___ MATERIAL PROVIDED
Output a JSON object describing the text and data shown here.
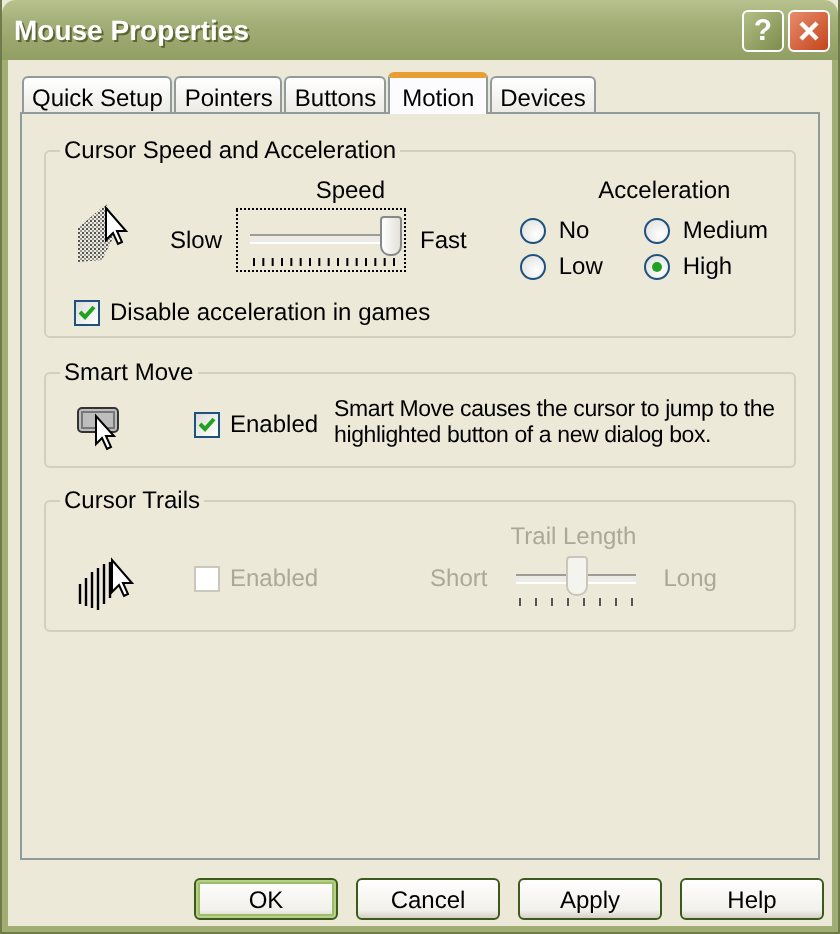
{
  "window": {
    "title": "Mouse Properties",
    "help_button": "?"
  },
  "tabs": [
    {
      "label": "Quick Setup",
      "selected": false
    },
    {
      "label": "Pointers",
      "selected": false
    },
    {
      "label": "Buttons",
      "selected": false
    },
    {
      "label": "Motion",
      "selected": true
    },
    {
      "label": "Devices",
      "selected": false
    }
  ],
  "speed_group": {
    "title": "Cursor Speed and Acceleration",
    "speed_label": "Speed",
    "slow_label": "Slow",
    "fast_label": "Fast",
    "level": 0.95,
    "acceleration_label": "Acceleration",
    "acceleration_options": [
      {
        "label": "No",
        "selected": false
      },
      {
        "label": "Medium",
        "selected": false
      },
      {
        "label": "Low",
        "selected": false
      },
      {
        "label": "High",
        "selected": true
      }
    ],
    "game_checkbox": {
      "label": "Disable acceleration in games",
      "checked": true
    }
  },
  "smart_move": {
    "title": "Smart Move",
    "checkbox": {
      "label": "Enabled",
      "checked": true
    },
    "description": "Smart Move causes the cursor to jump to the highlighted button of a new dialog box."
  },
  "cursor_trails": {
    "title": "Cursor Trails",
    "disabled": true,
    "checkbox": {
      "label": "Enabled",
      "checked": false
    },
    "trail_length_label": "Trail Length",
    "short_label": "Short",
    "long_label": "Long",
    "level": 0.5
  },
  "buttons": [
    {
      "label": "OK",
      "default": true
    },
    {
      "label": "Cancel",
      "default": false
    },
    {
      "label": "Apply",
      "default": false
    },
    {
      "label": "Help",
      "default": false
    }
  ]
}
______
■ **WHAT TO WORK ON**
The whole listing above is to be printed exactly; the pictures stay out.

■ **RESPONSE FOR THIS EXERCISE**
Output a JSON object describing the text and data shown here.
{
  "window": {
    "title": "Mouse Properties",
    "help_button": "?"
  },
  "tabs": [
    {
      "label": "Quick Setup",
      "selected": false
    },
    {
      "label": "Pointers",
      "selected": false
    },
    {
      "label": "Buttons",
      "selected": false
    },
    {
      "label": "Motion",
      "selected": true
    },
    {
      "label": "Devices",
      "selected": false
    }
  ],
  "speed_group": {
    "title": "Cursor Speed and Acceleration",
    "speed_label": "Speed",
    "slow_label": "Slow",
    "fast_label": "Fast",
    "level": 0.95,
    "acceleration_label": "Acceleration",
    "acceleration_options": [
      {
        "label": "No",
        "selected": false
      },
      {
        "label": "Medium",
        "selected": false
      },
      {
        "label": "Low",
        "selected": false
      },
      {
        "label": "High",
        "selected": true
      }
    ],
    "game_checkbox": {
      "label": "Disable acceleration in games",
      "checked": true
    }
  },
  "smart_move": {
    "title": "Smart Move",
    "checkbox": {
      "label": "Enabled",
      "checked": true
    },
    "description": "Smart Move causes the cursor to jump to the highlighted button of a new dialog box."
  },
  "cursor_trails": {
    "title": "Cursor Trails",
    "disabled": true,
    "checkbox": {
      "label": "Enabled",
      "checked": false
    },
    "trail_length_label": "Trail Length",
    "short_label": "Short",
    "long_label": "Long",
    "level": 0.5
  },
  "buttons": [
    {
      "label": "OK",
      "default": true
    },
    {
      "label": "Cancel",
      "default": false
    },
    {
      "label": "Apply",
      "default": false
    },
    {
      "label": "Help",
      "default": false
    }
  ]
}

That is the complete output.